An unforgettable friendship

Morgan Malin, General columnist

Having a best friend is great, but having someone who’s like your other half is really what makes you complete. My childhood friend, Payton Washburn, is someone I’ve looked to for as long as I can remember — my other half.

It all started in the sixth grade. I had just moved to Texas, and I was starting middle school. Scared out of my mind, I even stayed home the first day.

The next day, I went to school. Starting my day with math, I walked into the room and people whispered. Great. Even though the school year had just started, I was the new kid, uncomfortably standing out.

Then a tiny, short-haired, blue-eyed girl walked up to me and introduced herself. “Hi, I’m Payton – would you like to sit at my table?”

“Sure,” I replied nervously. It seemed that everyone was already good friends, and while they talked and joked, I paid attention to the teacher, who was introducing her classroom rules. Then the kid next to Payton whispered in her ear, “She’s weird.” Payton quickly barked back, “She seems cooler than you.”

“She’s right, you know,” I said. Everyone at the table laughed. That was the beginning of our epic friendship.

When her 12th birthday arrived, Payton invited me to her birthday party/sleepover, along with a few others. One by one, everyone showed up at her house. There were 10 of us. We all crowded into two cars and headed towards Stonebriar Center; the plan was to go ice skating.

We strapped on our ice skates and cautiously stepped into the rink. Left and right, all of us were falling all over each other. Although it probably was not the best idea to bring a bunch of clumsy tween girls onto the ice, we skated for hours until our feet ached.

We dragged ourselves back to our cars, thinking we were going home. But to our surprise, we took a turn into Main Event. Everyone screamed with excitement.

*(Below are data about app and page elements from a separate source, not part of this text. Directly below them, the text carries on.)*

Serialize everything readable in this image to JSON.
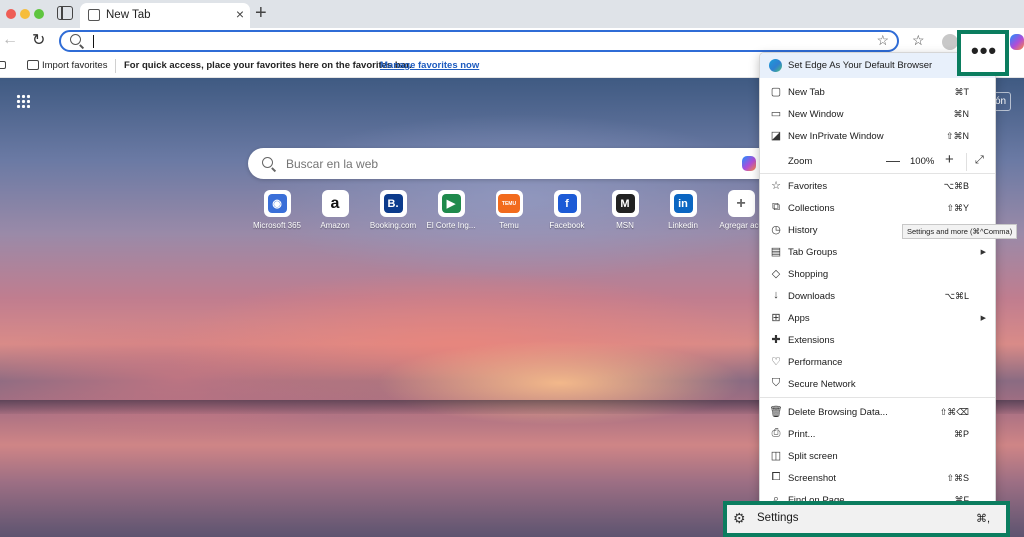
{
  "tab": {
    "title": "New Tab",
    "close": "×",
    "new": "+"
  },
  "toolbar": {
    "back": "←",
    "reload": "↻",
    "address_value": "",
    "star": "☆",
    "collections": "☆"
  },
  "favbar": {
    "import_label": "Import favorites",
    "hint": "For quick access, place your favorites here on the favorites bar.",
    "manage_link": "Manage favorites now"
  },
  "content": {
    "signin_partial": "ón",
    "search_placeholder": "Buscar en la web",
    "quick_links": [
      {
        "label": "Microsoft 365",
        "glyph": "◉",
        "color": "#3a6fd8"
      },
      {
        "label": "Amazon",
        "glyph": "a",
        "color": "#111111"
      },
      {
        "label": "Booking.com",
        "glyph": "B.",
        "color": "#0c3b8c"
      },
      {
        "label": "El Corte Ing...",
        "glyph": "▶",
        "color": "#1f8a4c"
      },
      {
        "label": "Temu",
        "glyph": "TEMU",
        "color": "#f26b1d"
      },
      {
        "label": "Facebook",
        "glyph": "f",
        "color": "#1d5bd6"
      },
      {
        "label": "MSN",
        "glyph": "M",
        "color": "#222222"
      },
      {
        "label": "Linkedin",
        "glyph": "in",
        "color": "#0b66c2"
      },
      {
        "label": "Agregar acc",
        "glyph": "+",
        "color": "#666666"
      }
    ]
  },
  "menu": {
    "default_browser": "Set Edge As Your Default Browser",
    "items": [
      {
        "id": "new-tab",
        "icon": "▢",
        "label": "New Tab",
        "shortcut": "⌘T"
      },
      {
        "id": "new-window",
        "icon": "▭",
        "label": "New Window",
        "shortcut": "⌘N"
      },
      {
        "id": "new-inprivate",
        "icon": "◪",
        "label": "New InPrivate Window",
        "shortcut": "⇧⌘N"
      },
      {
        "id": "favorites",
        "icon": "☆",
        "label": "Favorites",
        "shortcut": "⌥⌘B"
      },
      {
        "id": "collections",
        "icon": "⧉",
        "label": "Collections",
        "shortcut": "⇧⌘Y"
      },
      {
        "id": "history",
        "icon": "◷",
        "label": "History",
        "shortcut": ""
      },
      {
        "id": "tab-groups",
        "icon": "▤",
        "label": "Tab Groups",
        "shortcut": ""
      },
      {
        "id": "shopping",
        "icon": "◇",
        "label": "Shopping",
        "shortcut": ""
      },
      {
        "id": "downloads",
        "icon": "↓",
        "label": "Downloads",
        "shortcut": "⌥⌘L"
      },
      {
        "id": "apps",
        "icon": "⊞",
        "label": "Apps",
        "shortcut": ""
      },
      {
        "id": "extensions",
        "icon": "✚",
        "label": "Extensions",
        "shortcut": ""
      },
      {
        "id": "performance",
        "icon": "♡",
        "label": "Performance",
        "shortcut": ""
      },
      {
        "id": "secure-network",
        "icon": "⛉",
        "label": "Secure Network",
        "shortcut": ""
      },
      {
        "id": "delete-browsing-data",
        "icon": "🗑",
        "label": "Delete Browsing Data...",
        "shortcut": "⇧⌘⌫"
      },
      {
        "id": "print",
        "icon": "⎙",
        "label": "Print...",
        "shortcut": "⌘P"
      },
      {
        "id": "split-screen",
        "icon": "◫",
        "label": "Split screen",
        "shortcut": ""
      },
      {
        "id": "screenshot",
        "icon": "⧠",
        "label": "Screenshot",
        "shortcut": "⇧⌘S"
      },
      {
        "id": "find-on-page",
        "icon": "⌕",
        "label": "Find on Page...",
        "shortcut": "⌘F"
      }
    ],
    "zoom": {
      "label": "Zoom",
      "minus": "—",
      "value": "100%",
      "plus": "+",
      "fullscreen": "⤢"
    },
    "submenu_arrow": "▶",
    "settings": {
      "icon": "⚙",
      "label": "Settings",
      "shortcut": "⌘,"
    }
  },
  "tooltip": "Settings and more (⌘^Comma)",
  "more_button": "•••"
}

Once inside, we all got our wristbands and cards, and then split up into our individual friend groups. I was with Payton, of course. It was nearly impossible for all of us to contain our happiness; we had to be the loudest people in that place.

We ran around playing games for hours, but my favorite part was the photo booth. I took about three or four pictures with Payton, each one funnier than the last.

We thought we were tired before, but now we were exhausted.

When we finally were back at Payton’s house, her parents ordered five pizzas to appeal to everyone’s taste buds.

We played around for hours and ran amuck, driving Payton’s parents insane. By night time, we were more awake than ever. We turned the lights off and turned on every party light we could find, the 10 of us dancing around the room.

It was finally time for bed. The majority of us were still up to party, but had calmed down so the people that were tired could sleep.

At about 2 a.m.., there were only four of us awake. One girl left to go to the bathroom, and when she came back, she stood at the door blank-eyed, staring at us. We were convinced she was possessed. The door next to her started shaking and by then, we were screaming, waking everyone up. The girls on the floor huddled on the bed screaming the girl’s name, and then screamed at the one girl who was still asleep to wake up.  She woke up, but got mad, and just went back to sleep. The girl at the door laughed and said she was just trying to scare us. After that event, all of us finally went to sleep.

The next morning, everyone was devastated to leave.

I have a terrible memory, but I will never forget this night, seeing as it was the beginning to a friendship I’ll have for the rest of my life.